§ Work to be completed: What lines below include the string "ajoutée"? Pick them out and copy them.

☆ ☆ ☆ ☆ ☆

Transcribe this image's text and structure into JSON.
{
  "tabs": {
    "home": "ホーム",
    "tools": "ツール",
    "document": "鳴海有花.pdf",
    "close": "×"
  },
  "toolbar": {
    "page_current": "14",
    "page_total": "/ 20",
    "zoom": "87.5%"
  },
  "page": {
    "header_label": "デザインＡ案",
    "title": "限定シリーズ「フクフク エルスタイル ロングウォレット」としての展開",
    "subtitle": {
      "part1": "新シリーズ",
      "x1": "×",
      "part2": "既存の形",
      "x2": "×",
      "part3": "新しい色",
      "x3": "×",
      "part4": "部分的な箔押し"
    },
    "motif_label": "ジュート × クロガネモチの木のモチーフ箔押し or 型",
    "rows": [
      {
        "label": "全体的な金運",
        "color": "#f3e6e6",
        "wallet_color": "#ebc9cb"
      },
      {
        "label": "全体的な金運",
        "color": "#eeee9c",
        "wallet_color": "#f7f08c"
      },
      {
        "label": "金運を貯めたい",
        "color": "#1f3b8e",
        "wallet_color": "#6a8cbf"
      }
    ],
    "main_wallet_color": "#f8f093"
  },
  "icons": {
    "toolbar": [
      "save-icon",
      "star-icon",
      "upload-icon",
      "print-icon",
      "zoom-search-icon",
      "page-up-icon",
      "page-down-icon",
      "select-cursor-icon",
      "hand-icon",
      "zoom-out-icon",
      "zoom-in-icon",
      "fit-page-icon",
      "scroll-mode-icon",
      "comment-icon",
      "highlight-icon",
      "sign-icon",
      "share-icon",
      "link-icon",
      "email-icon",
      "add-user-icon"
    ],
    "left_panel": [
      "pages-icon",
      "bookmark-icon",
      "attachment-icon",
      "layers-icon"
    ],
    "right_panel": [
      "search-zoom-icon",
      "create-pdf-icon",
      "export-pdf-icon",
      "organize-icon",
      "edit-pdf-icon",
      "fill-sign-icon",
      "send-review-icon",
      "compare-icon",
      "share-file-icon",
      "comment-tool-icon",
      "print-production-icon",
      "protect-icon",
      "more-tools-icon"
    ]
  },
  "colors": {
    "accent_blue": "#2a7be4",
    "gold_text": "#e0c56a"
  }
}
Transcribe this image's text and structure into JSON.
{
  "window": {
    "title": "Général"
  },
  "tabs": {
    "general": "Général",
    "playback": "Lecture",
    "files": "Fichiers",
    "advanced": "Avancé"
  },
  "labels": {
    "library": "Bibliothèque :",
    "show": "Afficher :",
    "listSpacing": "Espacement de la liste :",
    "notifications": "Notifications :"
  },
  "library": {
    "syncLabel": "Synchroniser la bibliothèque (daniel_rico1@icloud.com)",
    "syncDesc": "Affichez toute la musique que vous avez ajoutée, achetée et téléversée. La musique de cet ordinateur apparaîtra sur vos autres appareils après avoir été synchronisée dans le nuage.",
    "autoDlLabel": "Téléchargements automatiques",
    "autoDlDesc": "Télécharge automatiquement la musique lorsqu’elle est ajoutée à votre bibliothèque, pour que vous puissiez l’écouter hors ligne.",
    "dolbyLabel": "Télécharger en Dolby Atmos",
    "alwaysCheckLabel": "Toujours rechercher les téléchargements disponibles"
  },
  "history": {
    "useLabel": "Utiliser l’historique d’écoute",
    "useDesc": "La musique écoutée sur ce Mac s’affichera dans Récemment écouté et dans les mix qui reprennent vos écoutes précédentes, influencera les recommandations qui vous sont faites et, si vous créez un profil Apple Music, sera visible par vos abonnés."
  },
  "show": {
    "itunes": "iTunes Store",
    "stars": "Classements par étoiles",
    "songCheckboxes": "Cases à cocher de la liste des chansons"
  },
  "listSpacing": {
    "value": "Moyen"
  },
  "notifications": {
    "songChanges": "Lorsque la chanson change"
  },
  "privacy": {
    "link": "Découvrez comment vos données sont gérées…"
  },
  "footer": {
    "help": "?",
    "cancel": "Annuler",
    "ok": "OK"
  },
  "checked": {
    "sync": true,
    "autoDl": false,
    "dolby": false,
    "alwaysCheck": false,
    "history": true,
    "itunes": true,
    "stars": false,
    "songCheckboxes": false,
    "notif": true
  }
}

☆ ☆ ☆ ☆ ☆

§ Answer:
    "syncDesc": "Affichez toute la musique que vous avez ajoutée, achetée et téléversée. La musique de cet ordinateur apparaîtra sur vos autres appareils après avoir été synchronisée dans le nuage.",
    "autoDlDesc": "Télécharge automatiquement la musique lorsqu’elle est ajoutée à votre bibliothèque, pour que vous puissiez l’écouter hors ligne.",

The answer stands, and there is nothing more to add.